Title: Exploring Art Movements: A Journey Through Creative Expressions


Art has been an integral part of human civilisation, reflecting our thoughts, emotions, and the evolution of our society. Over the centuries, artists have banded together, forming collectives that share common ideas, techniques, and philosophies. These groups, known as art movements, have played a significant role in shaping the art world and have left a lasting impact on artistic expression. In this blog post, we will embark on a fascinating journey through some of the most influential art movements, unraveling their distinctive characteristics and exploring the artists who propelled them forward.

  1. Renaissance:

The Renaissance, a revolutionary period that emerged in the 14th century, witnessed a rebirth of classical ideas and a renewed interest in humanism. This movement celebrated the achievements of ancient civilisations, emphasising the importance of individualism, scientific inquiry, and artistic mastery. Artists like Leonardo da Vinci, Michelangelo, and Raphael emerged during this time, producing awe-inspiring works that still captivate us today.

  1. Impressionism:

In the late 19th century, a group of artists challenged the traditional notions of representation and sought to capture the fleeting impressions of light and colour. Impressionism, characterised by loose brushwork, vibrant palettes, and an emphasis on depicting everyday scenes, brought a fresh and innovative approach to art. Pioneers such as Claude Monet, Edgar Degas, and Pierre-Auguste Renoir captured the essence of a moment and the transient nature of life itself.

  1. Cubism:

Breaking away from the confines of traditional perspective and representation, Cubism emerged in the early 20th century as a radical departure from conventional art. Spearheaded by Pablo Picasso and Georges Braque, this movement deconstructed objects and reassembled them in abstract, fragmented forms. Cubist artworks presented multiple viewpoints simultaneously, challenging the viewer’s perception and inviting a deeper engagement with the subject matter.

  1. Surrealism:

Driven by the exploration of the subconscious mind and the power of dreams, Surrealism emerged in the early 20th century as a response to the chaos of World War I. Artists like Salvador Dalí, René Magritte, and Max Ernst sought to tap into the irrational and the unconscious, creating enigmatic and dreamlike compositions. Surrealism blurred the boundaries between reality and imagination, opening up new avenues for artistic expression and social critique.

  1. Abstract Expressionism:

Following the turmoil of World War II, Abstract Expressionism emerged as a powerful movement in American art. Artists such as Jackson Pollock, Mark Rothko, and Willem de Kooning used bold, gestural brushstrokes, vibrant colours, and non-representational forms to express their emotions and subconscious states. Abstract Expressionism celebrated the act of painting itself, emphasising the artist’s inner world and their relationship with the canvas.

  1. Pop Art:
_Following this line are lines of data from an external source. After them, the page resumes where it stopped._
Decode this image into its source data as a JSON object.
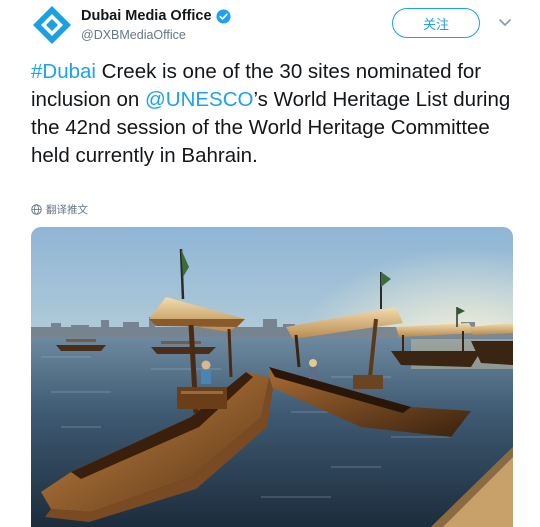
{
  "account": {
    "display_name": "Dubai Media Office",
    "handle": "@DXBMediaOffice",
    "verified": true,
    "avatar_icon": "dubai-media-office-logo-icon",
    "brand_color": "#1ba1e2"
  },
  "actions": {
    "follow_label": "关注",
    "menu_icon": "chevron-down-icon"
  },
  "tweet": {
    "hashtag": "#Dubai",
    "text_1": " Creek is one of the 30 sites nominated for inclusion on ",
    "mention": "@UNESCO",
    "text_2": "’s World Heritage List during the 42nd session of the World Heritage Committee held currently in Bahrain.",
    "link_color": "#1da1f2"
  },
  "translate": {
    "label": "翻译推文",
    "icon": "globe-icon"
  },
  "media": {
    "type": "photo",
    "subject": "abra-boats-on-dubai-creek"
  }
}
In the 1950s, a group of artists turned to popular culture and consumerism as sources of inspiration, giving birth to Pop Art. Figures like Andy Warhol, Roy Lichtenstein, and Claes Oldenburg incorporated everyday objects, advertising imagery, and celebrity icons into their art. By elevating the mundane to the realm of fine art, Pop Art challenged the boundaries between high and low culture, while making bold statements about mass production and the commodification of art.


In conclusion, art movements provide us with a rich tapestry of creative expression, a testament to the diverse perspectives and narratives that shape our world. They ignite conversations, challenge preconceived notions, and inspire us to explore the limitless possibilities of human imagination. By delving into the fascinating history of art movements, we gain a deeper appreciation for the power of art to shape and reflect our shared human experience. So let us continue to celebrate and engage with the ever-evolving world of art movements, for they are windows into the vibrant tapestry of human creativity.